Assigned task: Reproduce the records below exactly, leaving their images out.
-- Excerpted data follows --
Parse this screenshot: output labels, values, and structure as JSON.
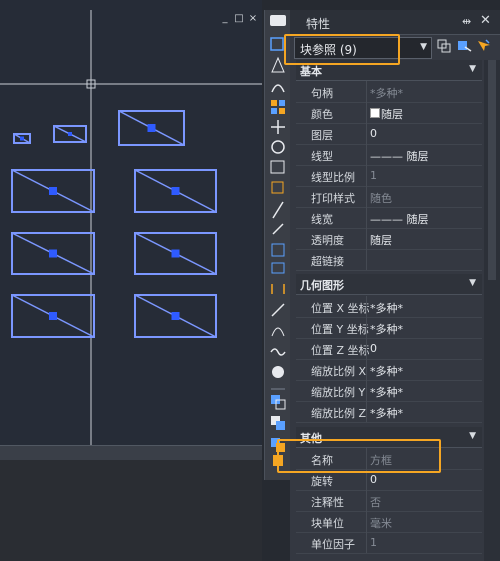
{
  "canvas": {
    "controls": [
      "_",
      "□",
      "×"
    ]
  },
  "panel": {
    "title": "特性",
    "pin_icon": "pin-icon",
    "close_label": "✕",
    "selector_value": "块参照 (9)"
  },
  "sections": {
    "basic": "基本",
    "geometry": "几何图形",
    "other": "其他"
  },
  "basic_rows": [
    {
      "label": "句柄",
      "value": "*多种*"
    },
    {
      "label": "颜色",
      "value": "随层"
    },
    {
      "label": "图层",
      "value": "0"
    },
    {
      "label": "线型",
      "value": "——— 随层"
    },
    {
      "label": "线型比例",
      "value": "1"
    },
    {
      "label": "打印样式",
      "value": "随色"
    },
    {
      "label": "线宽",
      "value": "——— 随层"
    },
    {
      "label": "透明度",
      "value": "随层"
    },
    {
      "label": "超链接",
      "value": ""
    }
  ],
  "geometry_rows": [
    {
      "label": "位置 X 坐标",
      "value": "*多种*"
    },
    {
      "label": "位置 Y 坐标",
      "value": "*多种*"
    },
    {
      "label": "位置 Z 坐标",
      "value": "0"
    },
    {
      "label": "缩放比例 X",
      "value": "*多种*"
    },
    {
      "label": "缩放比例 Y",
      "value": "*多种*"
    },
    {
      "label": "缩放比例 Z",
      "value": "*多种*"
    }
  ],
  "other_rows": [
    {
      "label": "名称",
      "value": "方框"
    },
    {
      "label": "旋转",
      "value": "0"
    },
    {
      "label": "注释性",
      "value": "否"
    },
    {
      "label": "块单位",
      "value": "毫米"
    },
    {
      "label": "单位因子",
      "value": "1"
    }
  ],
  "colors": {
    "accent_orange": "#f5a623",
    "block_blue": "#6d8dff",
    "canvas_bg": "#262c37"
  }
}
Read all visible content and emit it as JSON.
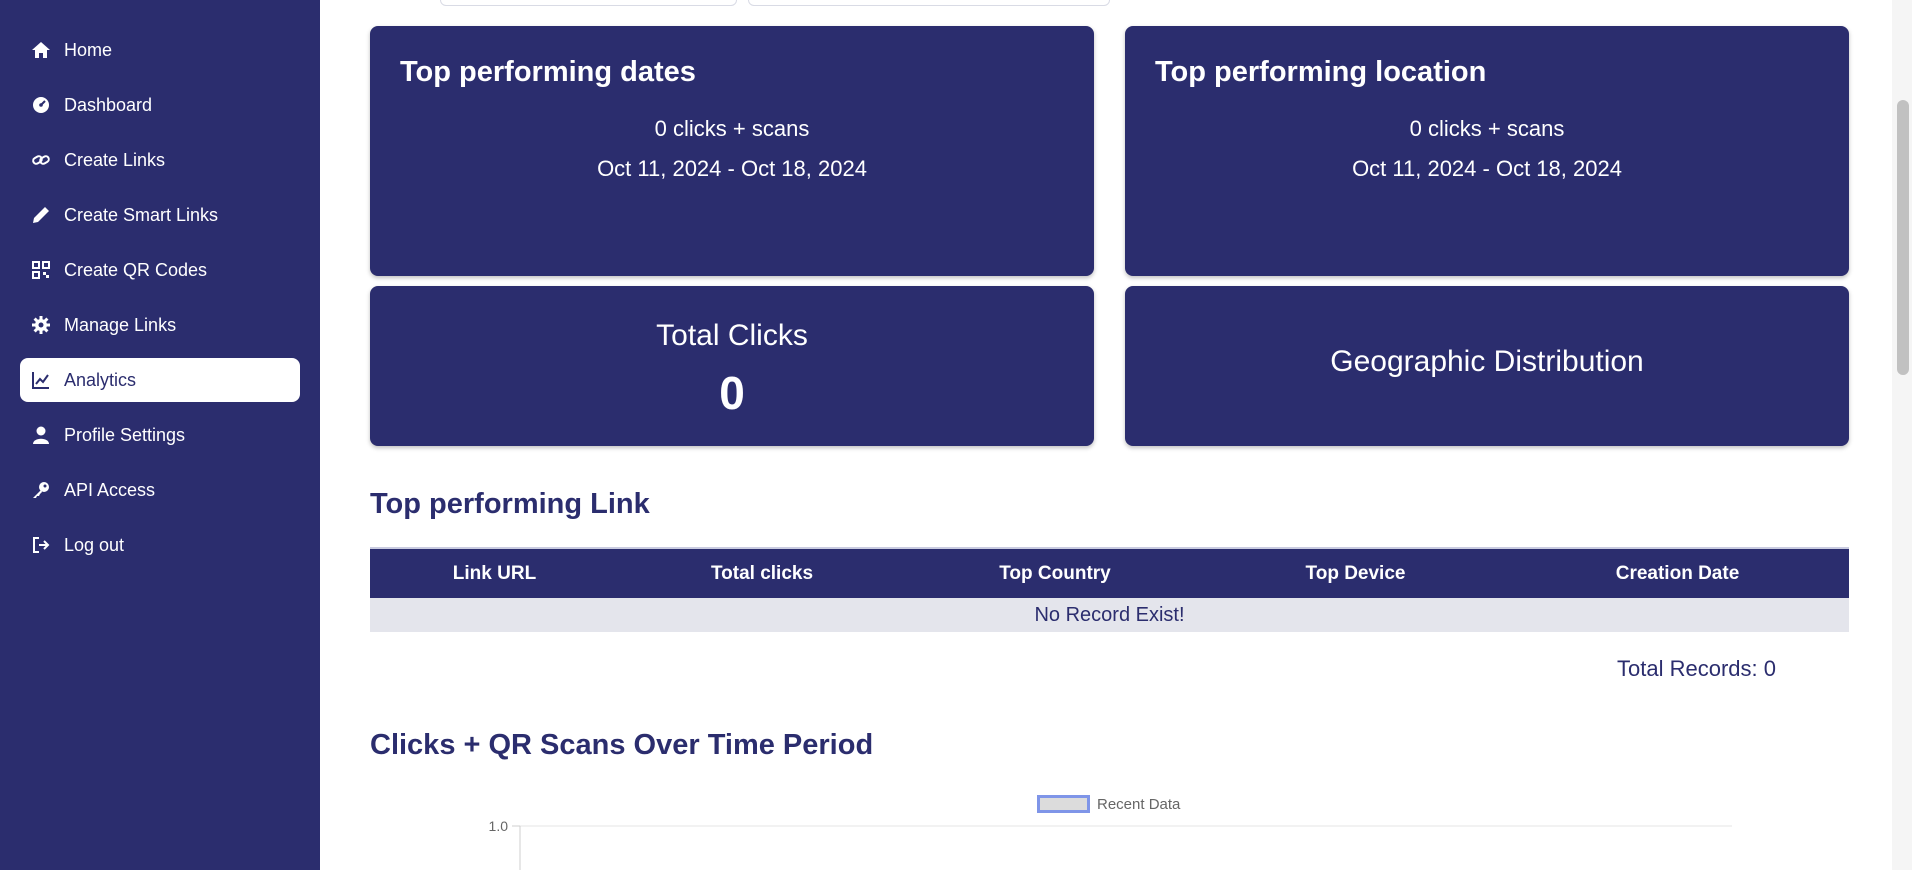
{
  "sidebar": {
    "items": [
      {
        "label": "Home",
        "icon": "home-icon"
      },
      {
        "label": "Dashboard",
        "icon": "gauge-icon"
      },
      {
        "label": "Create Links",
        "icon": "link-icon"
      },
      {
        "label": "Create Smart Links",
        "icon": "pencil-icon"
      },
      {
        "label": "Create QR Codes",
        "icon": "qr-code-icon"
      },
      {
        "label": "Manage Links",
        "icon": "gear-icon"
      },
      {
        "label": "Analytics",
        "icon": "chart-line-icon",
        "active": true
      },
      {
        "label": "Profile Settings",
        "icon": "user-icon"
      },
      {
        "label": "API Access",
        "icon": "key-icon"
      },
      {
        "label": "Log out",
        "icon": "logout-icon"
      }
    ]
  },
  "cards": {
    "top_dates": {
      "title": "Top performing dates",
      "clicks": "0 clicks + scans",
      "range": "Oct 11, 2024 - Oct 18, 2024"
    },
    "top_location": {
      "title": "Top performing location",
      "clicks": "0 clicks + scans",
      "range": "Oct 11, 2024 - Oct 18, 2024"
    },
    "total_clicks": {
      "title": "Total Clicks",
      "value": "0"
    },
    "geo": {
      "title": "Geographic Distribution"
    }
  },
  "top_link": {
    "title": "Top performing Link",
    "columns": [
      "Link URL",
      "Total clicks",
      "Top Country",
      "Top Device",
      "Creation Date"
    ],
    "empty_text": "No Record Exist!",
    "total_records": "Total Records: 0"
  },
  "chart_data": {
    "type": "line",
    "title": "Clicks + QR Scans Over Time Period",
    "series": [
      {
        "name": "Recent Data",
        "values": []
      }
    ],
    "y_ticks": [
      "1.0"
    ],
    "ylim": [
      0,
      1.0
    ],
    "legend": "top-center"
  },
  "colors": {
    "primary": "#2b2d6e",
    "row_bg": "#e4e5ec",
    "legend_border": "#7f95e8"
  }
}
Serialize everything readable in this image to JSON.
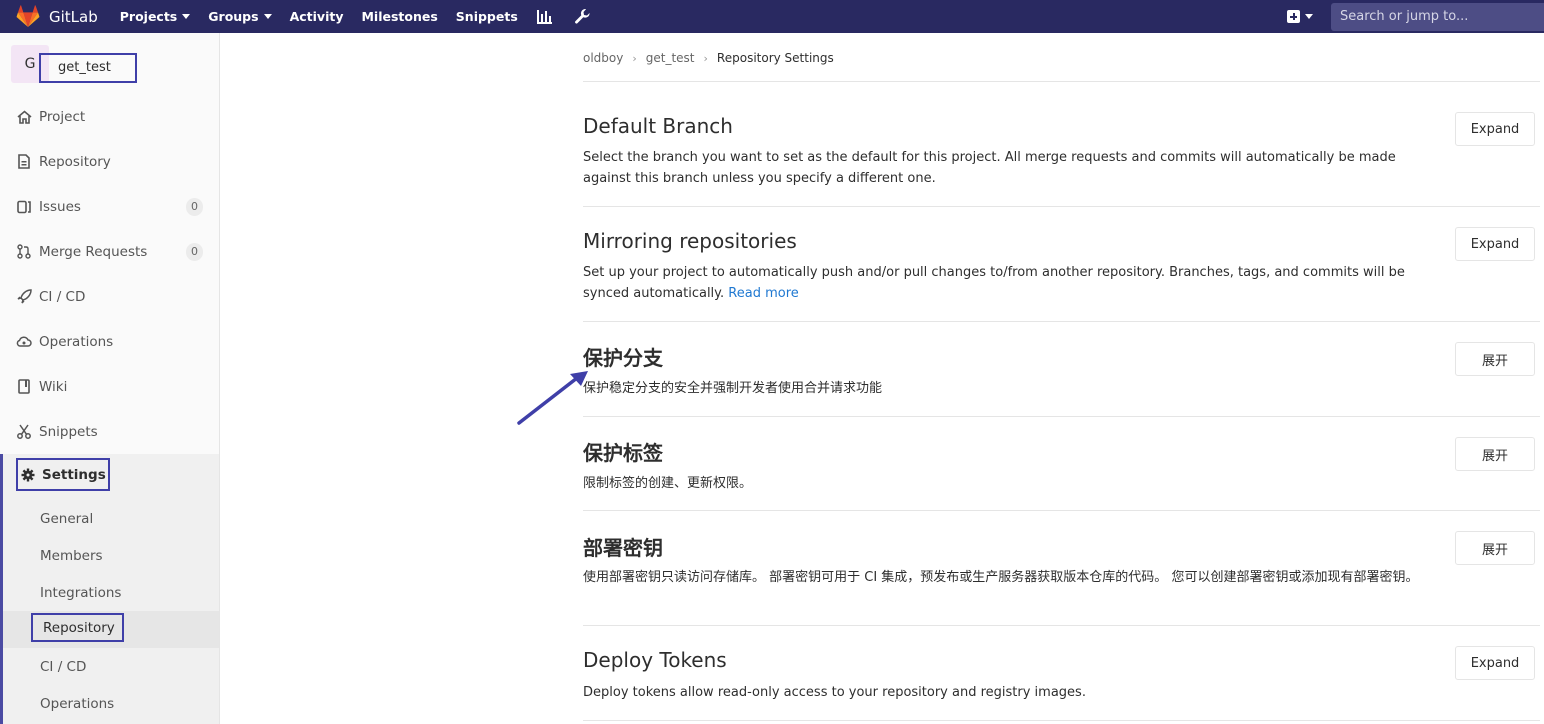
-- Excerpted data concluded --
Task output:
Parse this screenshot: output labels, values, and structure as JSON.
{
  "canvas": {
    "controls": [
      "_",
      "□",
      "×"
    ]
  },
  "panel": {
    "title": "特性",
    "pin_icon": "pin-icon",
    "close_label": "✕",
    "selector_value": "块参照 (9)"
  },
  "sections": {
    "basic": "基本",
    "geometry": "几何图形",
    "other": "其他"
  },
  "basic_rows": [
    {
      "label": "句柄",
      "value": "*多种*"
    },
    {
      "label": "颜色",
      "value": "随层"
    },
    {
      "label": "图层",
      "value": "0"
    },
    {
      "label": "线型",
      "value": "——— 随层"
    },
    {
      "label": "线型比例",
      "value": "1"
    },
    {
      "label": "打印样式",
      "value": "随色"
    },
    {
      "label": "线宽",
      "value": "——— 随层"
    },
    {
      "label": "透明度",
      "value": "随层"
    },
    {
      "label": "超链接",
      "value": ""
    }
  ],
  "geometry_rows": [
    {
      "label": "位置 X 坐标",
      "value": "*多种*"
    },
    {
      "label": "位置 Y 坐标",
      "value": "*多种*"
    },
    {
      "label": "位置 Z 坐标",
      "value": "0"
    },
    {
      "label": "缩放比例 X",
      "value": "*多种*"
    },
    {
      "label": "缩放比例 Y",
      "value": "*多种*"
    },
    {
      "label": "缩放比例 Z",
      "value": "*多种*"
    }
  ],
  "other_rows": [
    {
      "label": "名称",
      "value": "方框"
    },
    {
      "label": "旋转",
      "value": "0"
    },
    {
      "label": "注释性",
      "value": "否"
    },
    {
      "label": "块单位",
      "value": "毫米"
    },
    {
      "label": "单位因子",
      "value": "1"
    }
  ],
  "colors": {
    "accent_orange": "#f5a623",
    "block_blue": "#6d8dff",
    "canvas_bg": "#262c37"
  }
}
Read all visible content and emit it as JSON.
{
  "sidebar": {
    "items": [
      {
        "label": "Home",
        "icon": "home-icon"
      },
      {
        "label": "Dashboard",
        "icon": "gauge-icon"
      },
      {
        "label": "Create Links",
        "icon": "link-icon"
      },
      {
        "label": "Create Smart Links",
        "icon": "pencil-icon"
      },
      {
        "label": "Create QR Codes",
        "icon": "qr-code-icon"
      },
      {
        "label": "Manage Links",
        "icon": "gear-icon"
      },
      {
        "label": "Analytics",
        "icon": "chart-line-icon",
        "active": true
      },
      {
        "label": "Profile Settings",
        "icon": "user-icon"
      },
      {
        "label": "API Access",
        "icon": "key-icon"
      },
      {
        "label": "Log out",
        "icon": "logout-icon"
      }
    ]
  },
  "cards": {
    "top_dates": {
      "title": "Top performing dates",
      "clicks": "0 clicks + scans",
      "range": "Oct 11, 2024 - Oct 18, 2024"
    },
    "top_location": {
      "title": "Top performing location",
      "clicks": "0 clicks + scans",
      "range": "Oct 11, 2024 - Oct 18, 2024"
    },
    "total_clicks": {
      "title": "Total Clicks",
      "value": "0"
    },
    "geo": {
      "title": "Geographic Distribution"
    }
  },
  "top_link": {
    "title": "Top performing Link",
    "columns": [
      "Link URL",
      "Total clicks",
      "Top Country",
      "Top Device",
      "Creation Date"
    ],
    "empty_text": "No Record Exist!",
    "total_records": "Total Records: 0"
  },
  "chart_data": {
    "type": "line",
    "title": "Clicks + QR Scans Over Time Period",
    "series": [
      {
        "name": "Recent Data",
        "values": []
      }
    ],
    "y_ticks": [
      "1.0"
    ],
    "ylim": [
      0,
      1.0
    ],
    "legend": "top-center"
  },
  "colors": {
    "primary": "#2b2d6e",
    "row_bg": "#e4e5ec",
    "legend_border": "#7f95e8"
  }
}
Serialize everything readable in this image to JSON.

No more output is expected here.